__Problem details__
Take each line of the records below that contains the string "Penilaian" and copy it.

━━ Provided data ━━

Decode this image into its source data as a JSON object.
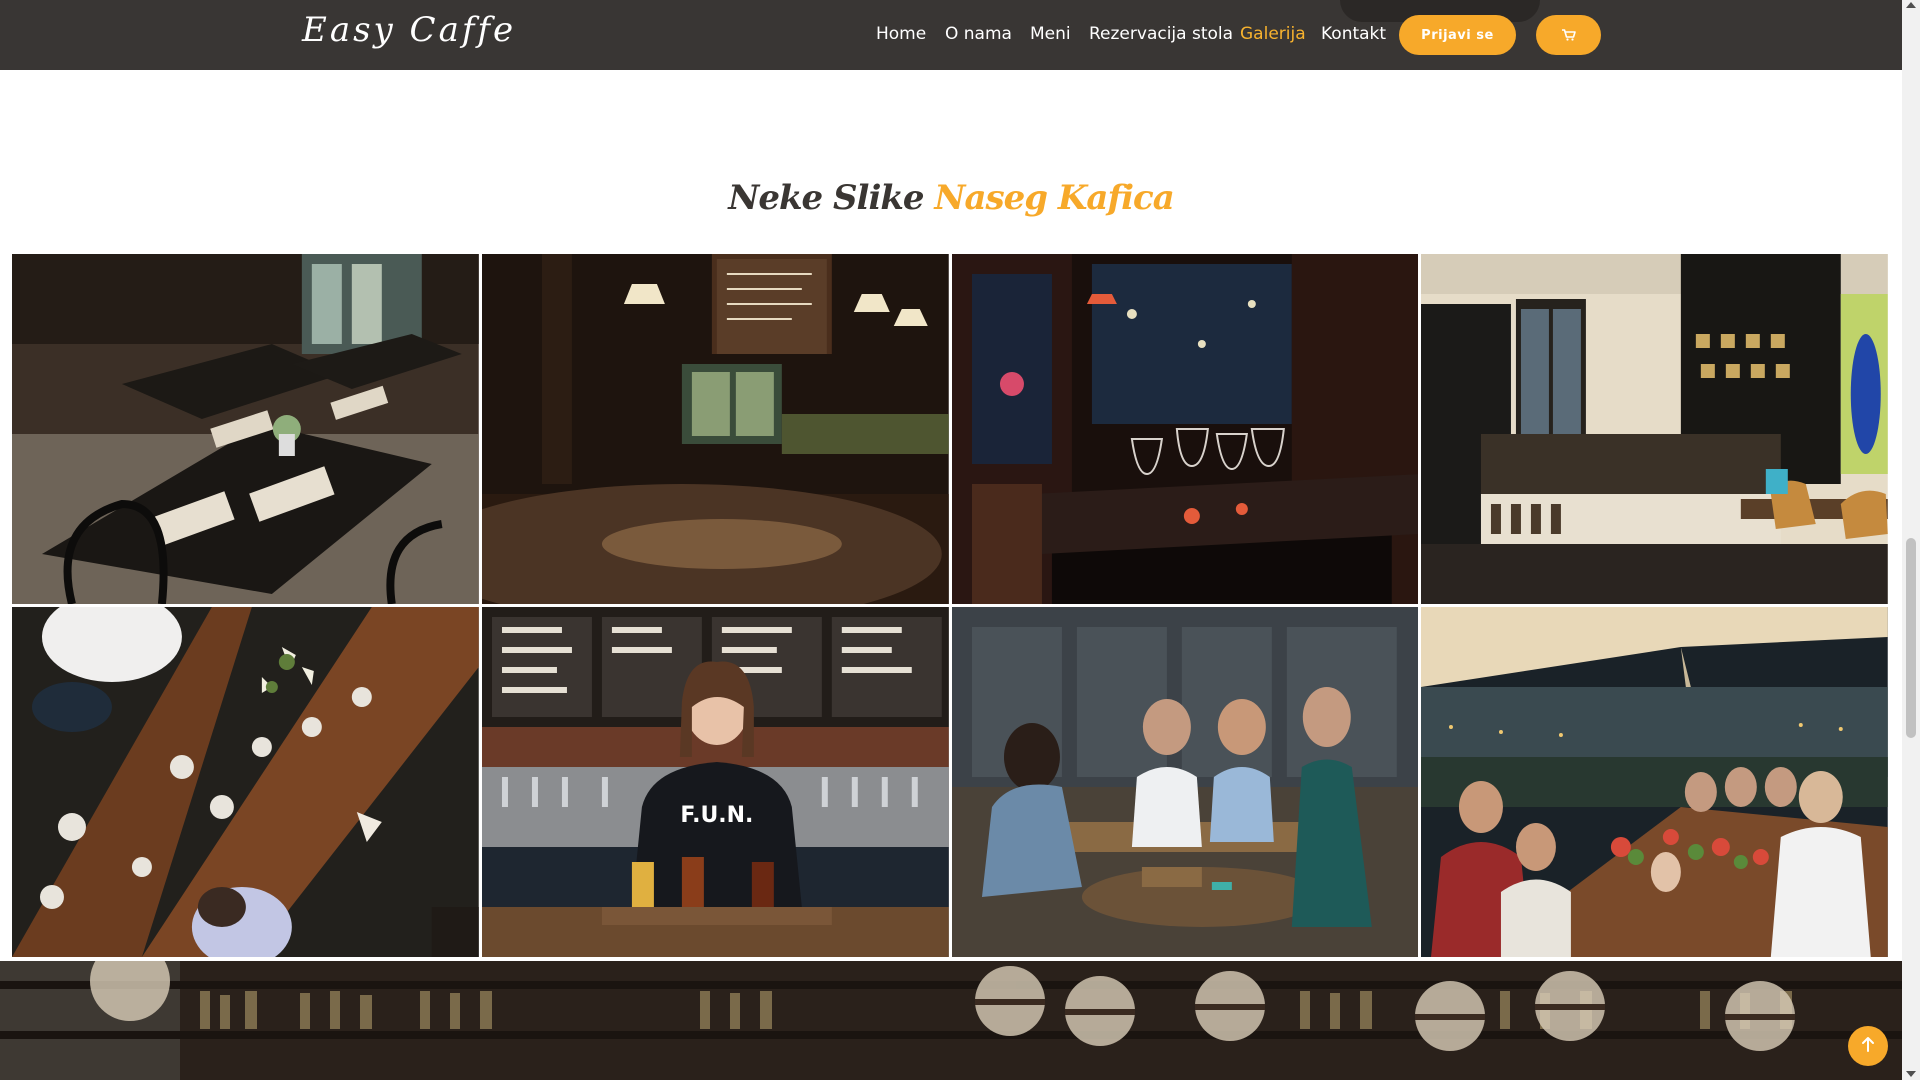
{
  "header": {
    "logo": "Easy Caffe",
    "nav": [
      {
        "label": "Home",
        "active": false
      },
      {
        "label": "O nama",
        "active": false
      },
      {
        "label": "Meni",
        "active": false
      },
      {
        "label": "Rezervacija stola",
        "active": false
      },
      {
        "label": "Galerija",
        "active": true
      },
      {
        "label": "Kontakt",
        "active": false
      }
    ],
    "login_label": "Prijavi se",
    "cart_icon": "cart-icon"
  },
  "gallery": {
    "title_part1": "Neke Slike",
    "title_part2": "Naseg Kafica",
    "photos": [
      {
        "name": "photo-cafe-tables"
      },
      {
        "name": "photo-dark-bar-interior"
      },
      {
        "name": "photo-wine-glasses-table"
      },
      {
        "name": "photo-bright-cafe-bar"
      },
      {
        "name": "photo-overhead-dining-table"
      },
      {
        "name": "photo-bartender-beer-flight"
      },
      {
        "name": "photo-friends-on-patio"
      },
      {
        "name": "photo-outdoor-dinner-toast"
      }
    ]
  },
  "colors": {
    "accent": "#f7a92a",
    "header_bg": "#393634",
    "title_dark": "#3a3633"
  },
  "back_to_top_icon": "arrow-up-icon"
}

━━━
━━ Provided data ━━

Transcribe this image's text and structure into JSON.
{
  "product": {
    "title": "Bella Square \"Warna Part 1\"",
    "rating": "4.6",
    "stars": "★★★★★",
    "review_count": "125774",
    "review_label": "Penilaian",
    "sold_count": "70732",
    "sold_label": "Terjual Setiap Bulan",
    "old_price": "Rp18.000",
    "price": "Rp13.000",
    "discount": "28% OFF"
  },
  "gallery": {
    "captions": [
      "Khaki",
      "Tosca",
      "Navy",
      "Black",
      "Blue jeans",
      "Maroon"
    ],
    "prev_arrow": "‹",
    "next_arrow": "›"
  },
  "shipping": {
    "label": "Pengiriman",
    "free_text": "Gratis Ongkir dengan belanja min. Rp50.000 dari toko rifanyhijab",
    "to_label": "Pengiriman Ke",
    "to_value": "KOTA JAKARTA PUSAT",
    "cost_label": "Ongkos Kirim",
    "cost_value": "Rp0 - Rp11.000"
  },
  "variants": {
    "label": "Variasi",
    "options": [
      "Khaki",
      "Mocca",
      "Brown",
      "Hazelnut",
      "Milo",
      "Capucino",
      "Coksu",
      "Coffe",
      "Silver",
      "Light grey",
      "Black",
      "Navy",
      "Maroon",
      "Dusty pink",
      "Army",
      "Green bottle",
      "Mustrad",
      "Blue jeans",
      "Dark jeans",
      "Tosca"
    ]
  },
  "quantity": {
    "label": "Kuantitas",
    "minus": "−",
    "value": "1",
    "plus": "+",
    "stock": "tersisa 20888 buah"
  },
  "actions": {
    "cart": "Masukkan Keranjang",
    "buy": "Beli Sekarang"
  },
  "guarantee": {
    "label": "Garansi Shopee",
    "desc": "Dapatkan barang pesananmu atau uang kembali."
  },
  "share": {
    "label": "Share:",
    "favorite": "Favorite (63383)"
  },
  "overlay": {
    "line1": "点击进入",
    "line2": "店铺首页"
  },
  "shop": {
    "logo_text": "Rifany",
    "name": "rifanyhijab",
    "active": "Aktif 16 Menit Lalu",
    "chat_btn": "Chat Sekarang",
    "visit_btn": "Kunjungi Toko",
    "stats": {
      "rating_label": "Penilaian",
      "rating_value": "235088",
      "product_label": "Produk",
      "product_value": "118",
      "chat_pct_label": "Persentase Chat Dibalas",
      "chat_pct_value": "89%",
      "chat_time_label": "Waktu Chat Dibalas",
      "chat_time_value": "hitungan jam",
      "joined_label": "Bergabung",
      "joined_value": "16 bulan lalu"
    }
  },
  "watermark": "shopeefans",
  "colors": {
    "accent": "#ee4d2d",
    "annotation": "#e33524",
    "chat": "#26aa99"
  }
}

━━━

__The answer__
    "review_label": "Penilaian",
      "rating_label": "Penilaian",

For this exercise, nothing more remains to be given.